When a young girl helps tend to her grandmother’s garden, she begins to notice things that make her curious. Why does her grandmother have long, braided hair and beautifully coloured clothing? Why does she speak another language and spend so much time with her family? As she asks her grandmother about these things, she is told about life in a residential school a long time ago, where all of these things were taken away. When We Were Alone is a story about a difficult time in history, and, ultimately, one of empowerment and strength.
When We Were Alone won the 2017 Governor General’s Literary Award in the Young People’s Literature (Illustrated Books) category, and was nominated for the TD Canadian’s Children’s Literature Award.
The story of the beautiful relationship between a little girl and her grandfather. When she asks her grandfather how to say something in his language – Cree – he admits that his language was stolen from him when he was a boy. The little girl then sets out to help her grandfather find his language again. This sensitive and warmly illustrated picture book explores the intergenerational impact of the residential school system that separated young Indigenous children from their families. The story recognizes the pain of those whose culture and language were taken from them, how that pain is passed down, and how healing can also be shared.
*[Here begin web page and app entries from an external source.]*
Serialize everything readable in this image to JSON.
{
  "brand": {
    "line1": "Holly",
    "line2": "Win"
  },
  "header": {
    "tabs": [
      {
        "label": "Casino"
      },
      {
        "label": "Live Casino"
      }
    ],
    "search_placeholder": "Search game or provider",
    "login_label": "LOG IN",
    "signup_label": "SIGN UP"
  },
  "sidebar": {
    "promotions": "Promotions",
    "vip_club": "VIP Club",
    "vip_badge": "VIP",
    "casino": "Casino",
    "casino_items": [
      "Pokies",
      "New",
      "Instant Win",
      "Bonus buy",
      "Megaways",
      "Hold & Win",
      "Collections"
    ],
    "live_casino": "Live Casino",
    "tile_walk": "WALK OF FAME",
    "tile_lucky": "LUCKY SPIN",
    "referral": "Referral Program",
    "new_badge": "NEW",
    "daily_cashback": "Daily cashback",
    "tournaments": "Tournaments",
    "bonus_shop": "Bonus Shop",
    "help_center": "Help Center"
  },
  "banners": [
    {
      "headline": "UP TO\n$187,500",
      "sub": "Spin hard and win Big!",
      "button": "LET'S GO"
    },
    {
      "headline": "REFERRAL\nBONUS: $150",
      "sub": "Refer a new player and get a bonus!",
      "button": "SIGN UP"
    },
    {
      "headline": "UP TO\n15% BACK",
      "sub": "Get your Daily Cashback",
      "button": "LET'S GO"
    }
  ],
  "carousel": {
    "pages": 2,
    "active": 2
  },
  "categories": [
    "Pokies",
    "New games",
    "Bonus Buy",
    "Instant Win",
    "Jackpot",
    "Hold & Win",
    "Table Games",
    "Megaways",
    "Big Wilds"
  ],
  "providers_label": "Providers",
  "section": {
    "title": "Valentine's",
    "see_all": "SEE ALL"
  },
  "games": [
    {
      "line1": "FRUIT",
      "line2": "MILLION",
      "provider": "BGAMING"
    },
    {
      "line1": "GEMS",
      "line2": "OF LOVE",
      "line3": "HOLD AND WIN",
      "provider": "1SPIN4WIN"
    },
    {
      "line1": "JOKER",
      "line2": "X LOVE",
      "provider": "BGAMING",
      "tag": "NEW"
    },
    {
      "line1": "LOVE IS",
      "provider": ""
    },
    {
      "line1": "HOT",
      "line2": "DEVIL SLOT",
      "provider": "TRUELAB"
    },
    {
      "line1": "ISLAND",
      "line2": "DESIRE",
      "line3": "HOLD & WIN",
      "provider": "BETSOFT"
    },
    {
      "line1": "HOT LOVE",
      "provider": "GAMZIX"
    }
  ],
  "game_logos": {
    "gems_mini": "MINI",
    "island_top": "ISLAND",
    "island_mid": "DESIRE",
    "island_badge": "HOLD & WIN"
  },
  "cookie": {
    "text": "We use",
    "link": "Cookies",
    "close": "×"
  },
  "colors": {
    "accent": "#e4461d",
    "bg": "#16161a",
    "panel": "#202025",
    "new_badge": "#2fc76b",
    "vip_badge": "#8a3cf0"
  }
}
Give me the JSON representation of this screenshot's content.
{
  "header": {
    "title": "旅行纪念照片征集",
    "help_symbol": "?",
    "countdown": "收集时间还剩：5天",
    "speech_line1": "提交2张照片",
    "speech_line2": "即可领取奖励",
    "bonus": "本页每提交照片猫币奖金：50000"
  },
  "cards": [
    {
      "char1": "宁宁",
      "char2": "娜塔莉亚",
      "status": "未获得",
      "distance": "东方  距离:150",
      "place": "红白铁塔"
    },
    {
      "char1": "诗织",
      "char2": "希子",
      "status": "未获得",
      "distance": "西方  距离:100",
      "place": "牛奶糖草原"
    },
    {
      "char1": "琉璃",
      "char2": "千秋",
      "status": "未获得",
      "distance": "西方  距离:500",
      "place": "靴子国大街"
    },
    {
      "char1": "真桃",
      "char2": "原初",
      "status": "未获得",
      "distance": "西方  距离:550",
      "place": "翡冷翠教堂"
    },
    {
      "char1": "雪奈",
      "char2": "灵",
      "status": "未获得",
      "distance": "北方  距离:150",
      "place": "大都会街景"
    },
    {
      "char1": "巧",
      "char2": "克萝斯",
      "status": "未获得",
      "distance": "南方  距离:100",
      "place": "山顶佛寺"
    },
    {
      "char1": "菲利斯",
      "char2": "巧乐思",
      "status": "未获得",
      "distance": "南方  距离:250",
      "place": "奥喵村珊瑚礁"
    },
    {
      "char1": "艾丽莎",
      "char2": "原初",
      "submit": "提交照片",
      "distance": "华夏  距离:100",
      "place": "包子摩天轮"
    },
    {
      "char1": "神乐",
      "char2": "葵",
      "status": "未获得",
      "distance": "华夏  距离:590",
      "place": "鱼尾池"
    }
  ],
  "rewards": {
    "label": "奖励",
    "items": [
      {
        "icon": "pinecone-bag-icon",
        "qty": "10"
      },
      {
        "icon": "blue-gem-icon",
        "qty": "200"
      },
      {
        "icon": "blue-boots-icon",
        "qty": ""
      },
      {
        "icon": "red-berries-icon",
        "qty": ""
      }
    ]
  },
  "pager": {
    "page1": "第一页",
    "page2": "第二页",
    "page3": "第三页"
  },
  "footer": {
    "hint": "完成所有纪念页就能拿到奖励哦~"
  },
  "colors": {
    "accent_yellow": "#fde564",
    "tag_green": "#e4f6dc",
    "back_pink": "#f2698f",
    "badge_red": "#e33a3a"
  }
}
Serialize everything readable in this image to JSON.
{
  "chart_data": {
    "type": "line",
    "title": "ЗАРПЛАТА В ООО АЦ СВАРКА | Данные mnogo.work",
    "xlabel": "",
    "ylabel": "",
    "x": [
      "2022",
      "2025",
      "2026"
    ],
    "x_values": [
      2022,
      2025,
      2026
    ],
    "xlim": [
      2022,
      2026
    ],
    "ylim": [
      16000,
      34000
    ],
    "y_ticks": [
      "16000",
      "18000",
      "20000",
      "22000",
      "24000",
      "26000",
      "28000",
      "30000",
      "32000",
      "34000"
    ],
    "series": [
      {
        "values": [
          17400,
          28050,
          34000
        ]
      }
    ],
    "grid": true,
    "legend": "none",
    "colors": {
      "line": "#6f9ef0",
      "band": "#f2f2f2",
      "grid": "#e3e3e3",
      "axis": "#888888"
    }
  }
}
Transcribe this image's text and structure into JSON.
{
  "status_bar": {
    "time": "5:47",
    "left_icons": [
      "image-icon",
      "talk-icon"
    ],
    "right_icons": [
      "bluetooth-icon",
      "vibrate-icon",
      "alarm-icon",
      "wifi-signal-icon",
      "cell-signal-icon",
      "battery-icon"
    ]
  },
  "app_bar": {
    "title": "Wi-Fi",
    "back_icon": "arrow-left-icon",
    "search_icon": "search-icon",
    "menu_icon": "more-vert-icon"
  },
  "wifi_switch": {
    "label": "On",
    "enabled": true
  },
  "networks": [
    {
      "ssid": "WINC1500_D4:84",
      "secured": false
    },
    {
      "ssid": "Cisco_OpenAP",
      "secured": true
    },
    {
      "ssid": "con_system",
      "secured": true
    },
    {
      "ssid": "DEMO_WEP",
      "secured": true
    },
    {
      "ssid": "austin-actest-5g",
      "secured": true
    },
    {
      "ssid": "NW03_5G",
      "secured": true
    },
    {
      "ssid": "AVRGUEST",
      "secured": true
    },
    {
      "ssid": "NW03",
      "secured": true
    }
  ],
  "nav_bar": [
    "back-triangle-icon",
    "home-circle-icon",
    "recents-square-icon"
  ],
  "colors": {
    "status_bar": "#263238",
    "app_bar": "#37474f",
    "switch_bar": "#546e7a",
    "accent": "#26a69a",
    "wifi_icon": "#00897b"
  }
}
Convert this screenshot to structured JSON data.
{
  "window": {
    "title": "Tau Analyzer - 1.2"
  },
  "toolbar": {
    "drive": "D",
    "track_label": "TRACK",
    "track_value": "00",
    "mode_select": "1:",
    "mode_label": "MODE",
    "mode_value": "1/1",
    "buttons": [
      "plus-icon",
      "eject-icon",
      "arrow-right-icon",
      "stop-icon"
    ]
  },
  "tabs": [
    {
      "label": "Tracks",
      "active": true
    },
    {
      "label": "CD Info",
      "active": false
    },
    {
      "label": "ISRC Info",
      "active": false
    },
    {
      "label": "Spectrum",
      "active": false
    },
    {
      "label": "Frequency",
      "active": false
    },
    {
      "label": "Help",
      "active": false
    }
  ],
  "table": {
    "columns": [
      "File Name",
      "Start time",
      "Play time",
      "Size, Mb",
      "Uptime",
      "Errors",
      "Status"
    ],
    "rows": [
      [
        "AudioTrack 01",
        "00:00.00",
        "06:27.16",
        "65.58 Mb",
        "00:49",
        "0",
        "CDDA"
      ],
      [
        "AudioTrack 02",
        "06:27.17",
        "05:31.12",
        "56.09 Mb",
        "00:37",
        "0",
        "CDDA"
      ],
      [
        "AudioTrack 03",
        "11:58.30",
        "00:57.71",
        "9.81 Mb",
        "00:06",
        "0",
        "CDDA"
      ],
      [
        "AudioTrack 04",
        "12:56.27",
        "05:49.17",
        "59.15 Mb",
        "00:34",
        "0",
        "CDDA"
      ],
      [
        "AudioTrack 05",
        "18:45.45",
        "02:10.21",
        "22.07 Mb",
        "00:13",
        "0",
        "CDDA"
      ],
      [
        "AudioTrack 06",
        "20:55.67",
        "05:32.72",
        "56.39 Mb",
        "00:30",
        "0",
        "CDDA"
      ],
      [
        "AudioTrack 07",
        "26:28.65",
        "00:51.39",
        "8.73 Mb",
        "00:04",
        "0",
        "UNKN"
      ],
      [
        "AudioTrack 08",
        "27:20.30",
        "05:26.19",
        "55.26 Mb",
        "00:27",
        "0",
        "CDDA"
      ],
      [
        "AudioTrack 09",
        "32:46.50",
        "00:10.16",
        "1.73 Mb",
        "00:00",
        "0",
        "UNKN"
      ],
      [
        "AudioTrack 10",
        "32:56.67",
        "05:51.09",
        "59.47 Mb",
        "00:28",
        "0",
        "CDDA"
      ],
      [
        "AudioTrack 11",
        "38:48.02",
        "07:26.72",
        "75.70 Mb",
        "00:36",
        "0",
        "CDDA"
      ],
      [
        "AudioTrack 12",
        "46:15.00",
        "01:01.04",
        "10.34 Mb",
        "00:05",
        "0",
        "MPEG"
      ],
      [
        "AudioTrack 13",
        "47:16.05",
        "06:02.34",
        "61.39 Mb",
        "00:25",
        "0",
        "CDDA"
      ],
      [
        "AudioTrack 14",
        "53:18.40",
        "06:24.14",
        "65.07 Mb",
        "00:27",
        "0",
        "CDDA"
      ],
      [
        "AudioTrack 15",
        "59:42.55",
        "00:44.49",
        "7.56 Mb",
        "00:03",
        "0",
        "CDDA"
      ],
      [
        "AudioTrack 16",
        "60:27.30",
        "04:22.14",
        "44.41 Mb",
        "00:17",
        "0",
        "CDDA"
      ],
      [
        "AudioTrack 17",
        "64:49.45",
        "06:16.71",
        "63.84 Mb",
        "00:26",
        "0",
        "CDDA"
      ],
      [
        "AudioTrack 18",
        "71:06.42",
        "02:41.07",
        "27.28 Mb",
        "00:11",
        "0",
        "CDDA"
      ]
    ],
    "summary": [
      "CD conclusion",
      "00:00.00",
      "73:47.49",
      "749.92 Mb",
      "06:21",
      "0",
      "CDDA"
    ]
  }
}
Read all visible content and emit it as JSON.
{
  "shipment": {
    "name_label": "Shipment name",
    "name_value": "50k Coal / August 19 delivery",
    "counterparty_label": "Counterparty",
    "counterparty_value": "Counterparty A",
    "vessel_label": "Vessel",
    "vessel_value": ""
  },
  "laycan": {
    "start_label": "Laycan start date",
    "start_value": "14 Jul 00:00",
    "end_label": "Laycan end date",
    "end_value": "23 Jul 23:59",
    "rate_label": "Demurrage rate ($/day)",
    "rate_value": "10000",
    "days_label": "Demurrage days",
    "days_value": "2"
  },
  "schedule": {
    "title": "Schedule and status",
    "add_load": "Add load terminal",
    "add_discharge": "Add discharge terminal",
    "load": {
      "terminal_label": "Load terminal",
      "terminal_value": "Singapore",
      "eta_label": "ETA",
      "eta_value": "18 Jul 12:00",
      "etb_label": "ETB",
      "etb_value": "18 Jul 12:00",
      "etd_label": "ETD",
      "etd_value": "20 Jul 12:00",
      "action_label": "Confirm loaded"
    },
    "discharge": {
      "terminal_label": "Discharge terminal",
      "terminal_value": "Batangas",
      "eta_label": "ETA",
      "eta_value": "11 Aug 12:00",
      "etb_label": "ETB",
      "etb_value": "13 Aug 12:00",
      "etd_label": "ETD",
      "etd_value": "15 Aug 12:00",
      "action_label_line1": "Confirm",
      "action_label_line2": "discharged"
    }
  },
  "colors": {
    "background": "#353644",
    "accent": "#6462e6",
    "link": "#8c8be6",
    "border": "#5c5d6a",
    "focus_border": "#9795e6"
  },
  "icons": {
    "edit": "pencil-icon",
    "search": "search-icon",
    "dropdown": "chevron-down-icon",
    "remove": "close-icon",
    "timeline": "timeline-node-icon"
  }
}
This vibrant picture book, beautifully illustrated by celebrated artist Danielle Daniel, encourages children to show love and support for each other and to consider each other’s well-being in their everyday actions.
Consultant, international speaker and award-winning author Monique Gray Smith wrote You Hold Me Up to prompt a dialogue among young people, their care providers and educators about reconciliation and the importance of the connections children make with their friends, classmates and families. This is a foundational book about building relationships, fostering empathy and encouraging respect between peers, starting with our littlest citizens.
In this introduction to the Anishinaabe tradition of totem animals, young children explain why they identify with different creatures such as a deer, beaver or moose. Delightful illustrations show the children wearing masks representing their chosen animal, while the few lines of text on each page work as a series of simple poems throughout the book.
In a brief author’s note, Danielle Daniel explains the importance of totem animals in Anishinaabe culture and how they can also act as animal guides for young children seeking to understand themselves and others.
The sun on your face. The smell of warm bannock baking in the oven. Holding the hand of someone you love. What fills your heart with happiness? This beautiful board book, with illustrations from celebrated artist Julie Flett, serves as a reminder for little ones and adults alike to reflect on and cherish the moments in life that bring us joy.
International speaker and award-winning author Monique Gray Smith wrote My Heart Fills with Happiness to support the wellness of Indigenous children and families, and to encourage young children to reflect on what makes them happy.
You can find these along with other books representing Indigenous culture at the Children’s Reading Place in Inglewood, Calgary.